1:8 the bottom. “The bottom” is translated from a Hebrew word used only this once in Scripture, and its meaning is uncertain. It seems to be suggesting that “the myrtle trees [Israel] in the bottom” are somehow in deep trouble and danger, but the Angel of Jehovah will intervene for them.
1:10 walk to and fro. Like Satan and his angels (e.g., Job 1:7; I Peter 5:8), God’s holy angels walk about on the earth on behalf of His people. Perhaps they are, in effect, “the eyes of the LORD” (II Chronicles 16:9). See also Zechariah 6:7.
1:12 angel of the LORD. The Angel of the LORD (i.e., the Second Person of the Trinity) here prays as an Intercessor or Mediator to the Lord of Hosts (i.e., the First Person) on behalf of His people. He is, indeed, “our Advocate with the Father” (I John 2:1).
1:12 threescore and ten years. The seventy years of prophesied exile had passed, and the Jewish remnant had come back home, but they still had not rebuilt the temple, as they had been commissioned to do. These visions given to Zechariah are intended to empower him (along with Haggai, whose testimony must soon end) to encourage and constrain them to complete it.

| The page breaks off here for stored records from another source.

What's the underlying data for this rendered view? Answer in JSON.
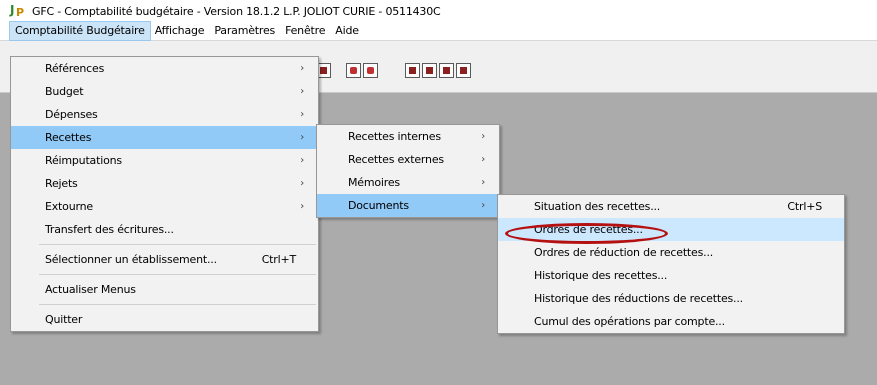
{
  "window": {
    "title": "GFC - Comptabilité budgétaire - Version 18.1.2   L.P. JOLIOT CURIE - 0511430C"
  },
  "menubar": [
    "Comptabilité Budgétaire",
    "Affichage",
    "Paramètres",
    "Fenêtre",
    "Aide"
  ],
  "main_menu": {
    "items": [
      {
        "label": "Références",
        "arrow": "›"
      },
      {
        "label": "Budget",
        "arrow": "›"
      },
      {
        "label": "Dépenses",
        "arrow": "›"
      },
      {
        "label": "Recettes",
        "arrow": "›"
      },
      {
        "label": "Réimputations",
        "arrow": "›"
      },
      {
        "label": "Rejets",
        "arrow": "›"
      },
      {
        "label": "Extourne",
        "arrow": "›"
      },
      {
        "label": "Transfert des écritures..."
      },
      {
        "label": "Sélectionner un établissement...",
        "shortcut": "Ctrl+T"
      },
      {
        "label": "Actualiser Menus"
      },
      {
        "label": "Quitter"
      }
    ]
  },
  "recettes_menu": {
    "items": [
      {
        "label": "Recettes internes",
        "arrow": "›"
      },
      {
        "label": "Recettes externes",
        "arrow": "›"
      },
      {
        "label": "Mémoires",
        "arrow": "›"
      },
      {
        "label": "Documents",
        "arrow": "›"
      }
    ]
  },
  "documents_menu": {
    "items": [
      {
        "label": "Situation des recettes...",
        "shortcut": "Ctrl+S"
      },
      {
        "label": "Ordres de recettes..."
      },
      {
        "label": "Ordres de réduction de recettes..."
      },
      {
        "label": "Historique des recettes..."
      },
      {
        "label": "Historique des réductions de recettes..."
      },
      {
        "label": "Cumul des opérations par compte..."
      }
    ]
  },
  "colors": {
    "highlight": "#91c9f7",
    "hover": "#cce8ff",
    "annotation_circle": "#b51010",
    "workspace": "#ababab"
  }
}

1:17 shall yet choose Jerusalem. The chosen people are not going to be “unchosen.” God has repeatedly punished them for disobedience, but “will yet choose Israel, and set them in their own land” (Isaiah 14:1). See also Jeremiah 30:11.

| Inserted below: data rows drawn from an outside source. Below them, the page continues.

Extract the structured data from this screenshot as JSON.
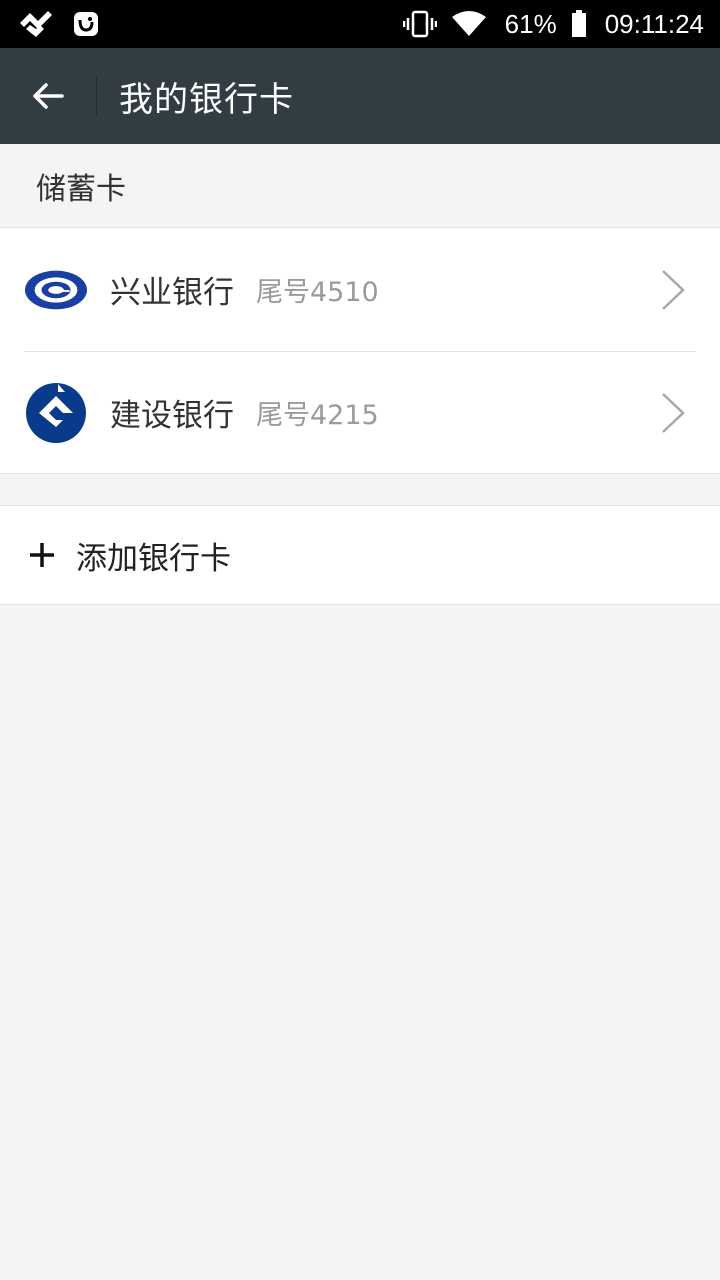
{
  "status_bar": {
    "battery": "61%",
    "time": "09:11:24",
    "icons": [
      "notification-app-icon",
      "notification-app-icon-2",
      "vibrate-icon",
      "wifi-icon",
      "battery-icon"
    ]
  },
  "header": {
    "title": "我的银行卡",
    "back_icon": "back-arrow-icon"
  },
  "section": {
    "title": "储蓄卡"
  },
  "cards": [
    {
      "bank": "兴业银行",
      "tail": "尾号4510",
      "logo": "cib-logo",
      "color": "#1a3fa3"
    },
    {
      "bank": "建设银行",
      "tail": "尾号4215",
      "logo": "ccb-logo",
      "color": "#0a3a8c"
    }
  ],
  "add_card": {
    "label": "添加银行卡",
    "icon": "plus-icon"
  }
}
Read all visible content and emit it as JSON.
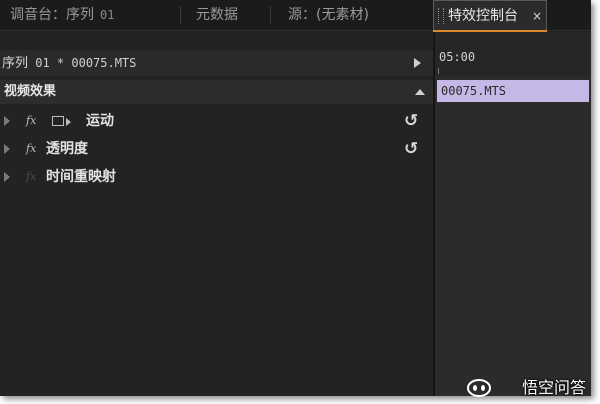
{
  "tabs": [
    {
      "label": "调音台：序列",
      "sub": "01"
    },
    {
      "label": "元数据"
    },
    {
      "label": "源：(无素材)"
    },
    {
      "label": "特效控制台",
      "close": "×"
    }
  ],
  "effect_controls": {
    "sequence_label": "序列",
    "sequence_clip": " 01 * 00075.MTS",
    "video_effects_header": "视频效果",
    "effects": [
      {
        "fx": "fx",
        "name": "运动",
        "reset": "↺"
      },
      {
        "fx": "fx",
        "name": "透明度",
        "reset": "↺"
      },
      {
        "fx": "fx",
        "name": "时间重映射"
      }
    ]
  },
  "timeline": {
    "time": "05:00",
    "clip_name": "00075.MTS"
  },
  "watermark": {
    "text": "悟空问答"
  },
  "colors": {
    "accent_tab": "#d98a2a",
    "clip_bar": "#c6b8e6",
    "panel_bg": "#232323"
  }
}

1:20 four carpenters. To supplement the preceding vision, in which God had assured Israel of ultimate deliverance from those who had afflicted them, this second vision becomes more specific, showing four horns scattering the people, then four carpenters in turn fraying each of these. Most likely, Zechariah would understand these to refer to the famous dream image of Nebuchadnezzar, interpreted by Daniel and, no doubt, well known to the Jews of the exile (Daniel 2:36-44), forecasting four great kingdoms embracing the times of the Gentiles. Some of these had been fulfilled already (Babylon and Persia, with Greece beginning to threaten in the distance, as intimated in Zechariah 9:13), and history would show the fourth to be Rome. Each of these would, in turn, be cut down—Babylon by Persia, Persia by Greece, Greece by Rome, and Rome in its final extension ultimately by Christ Himself. Eventually, these “horns of the Gentiles” would be utterly cast out.